The leading ethical position on placebo-controlled clinical trials is that whenever proven effective treatment exists for a given condition, it is unethical to test a new treatment for that condition against placebo. Invoking the principle of clinical equipoise, opponents of placebo-controlled trials in the face of proven effective treatment argue that they (1) violate the therapeutic obligation of physicians to offer optimal medical care and (2) lack both scientific and clinical merit. We contend that both of these arguments are mistaken. Clinical equipoise provides erroneous ethical guidance in the case of placebo-controlled trials, because it ignores the ethically relevant distinction between clinical trials and treatment in the context of clinical medicine and the methodological limitations of active-controlled trials. Placebo controls are ethically justifiable when they are supported by sound methodological considerations and their use does not expose research participants to excessive risks of harm.

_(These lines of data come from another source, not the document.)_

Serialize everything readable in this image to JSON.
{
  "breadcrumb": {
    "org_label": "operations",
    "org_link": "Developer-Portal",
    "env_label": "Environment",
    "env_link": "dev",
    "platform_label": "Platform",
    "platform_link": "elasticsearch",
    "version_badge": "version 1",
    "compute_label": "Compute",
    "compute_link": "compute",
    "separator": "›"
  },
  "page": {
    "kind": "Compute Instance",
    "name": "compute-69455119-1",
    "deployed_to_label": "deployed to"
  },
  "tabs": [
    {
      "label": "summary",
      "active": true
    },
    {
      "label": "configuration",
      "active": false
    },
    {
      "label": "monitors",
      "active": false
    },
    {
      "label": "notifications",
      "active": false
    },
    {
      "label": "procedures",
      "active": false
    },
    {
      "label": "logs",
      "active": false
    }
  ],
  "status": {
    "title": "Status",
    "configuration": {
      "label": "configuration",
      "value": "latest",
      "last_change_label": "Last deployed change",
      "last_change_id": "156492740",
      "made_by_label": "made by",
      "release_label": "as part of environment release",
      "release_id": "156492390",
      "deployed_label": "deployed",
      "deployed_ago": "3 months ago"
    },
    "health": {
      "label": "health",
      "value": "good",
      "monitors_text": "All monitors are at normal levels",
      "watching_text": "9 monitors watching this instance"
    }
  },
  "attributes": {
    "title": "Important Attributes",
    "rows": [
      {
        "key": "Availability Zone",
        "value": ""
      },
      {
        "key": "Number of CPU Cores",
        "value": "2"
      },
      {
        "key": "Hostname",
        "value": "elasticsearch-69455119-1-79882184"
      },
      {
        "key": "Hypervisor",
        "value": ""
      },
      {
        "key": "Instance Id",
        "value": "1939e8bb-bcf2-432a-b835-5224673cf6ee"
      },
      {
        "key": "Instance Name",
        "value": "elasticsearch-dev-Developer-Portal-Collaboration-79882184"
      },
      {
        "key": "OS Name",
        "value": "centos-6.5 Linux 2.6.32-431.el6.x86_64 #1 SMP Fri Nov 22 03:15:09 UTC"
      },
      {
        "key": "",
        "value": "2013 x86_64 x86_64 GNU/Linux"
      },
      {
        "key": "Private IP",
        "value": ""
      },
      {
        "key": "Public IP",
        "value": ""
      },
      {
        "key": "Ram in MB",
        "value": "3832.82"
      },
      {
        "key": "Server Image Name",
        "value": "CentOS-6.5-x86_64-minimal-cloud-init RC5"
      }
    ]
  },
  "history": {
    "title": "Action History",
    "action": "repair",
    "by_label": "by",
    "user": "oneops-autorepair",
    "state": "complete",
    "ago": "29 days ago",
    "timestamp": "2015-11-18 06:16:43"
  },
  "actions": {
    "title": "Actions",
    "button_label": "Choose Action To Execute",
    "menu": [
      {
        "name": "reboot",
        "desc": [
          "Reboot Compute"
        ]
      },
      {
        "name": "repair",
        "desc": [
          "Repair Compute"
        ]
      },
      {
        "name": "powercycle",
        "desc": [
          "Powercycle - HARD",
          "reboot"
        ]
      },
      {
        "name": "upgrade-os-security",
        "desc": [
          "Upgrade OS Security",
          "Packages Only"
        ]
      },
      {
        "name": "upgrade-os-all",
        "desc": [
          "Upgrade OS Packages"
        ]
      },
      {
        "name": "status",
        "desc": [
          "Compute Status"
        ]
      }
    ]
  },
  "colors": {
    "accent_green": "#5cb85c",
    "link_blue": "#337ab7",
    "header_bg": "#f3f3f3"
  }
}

The purposes of this paper are to review: (a) selected aspects of the history and prevalence of anabolic-androgenic steroid use in competitive sports; (b) some effects of androgens on the central and peripheral nervous system; (c) the relationship between endogenous plasma testosterone levels and mood and behaviour in normal males and in prisoner populations; (d) the effects of the clinical use of anabolic-androgenic steroids on mood and behaviour in hypogonadal males and depressed patients; (e) the relationship of anabolic-androgenic steroid use to aggression and mental health in athletes, including issues of psychological dependence and withdrawal; and (f) the major relationship between anabolic-androgenic steroid administration, mood and behaviour.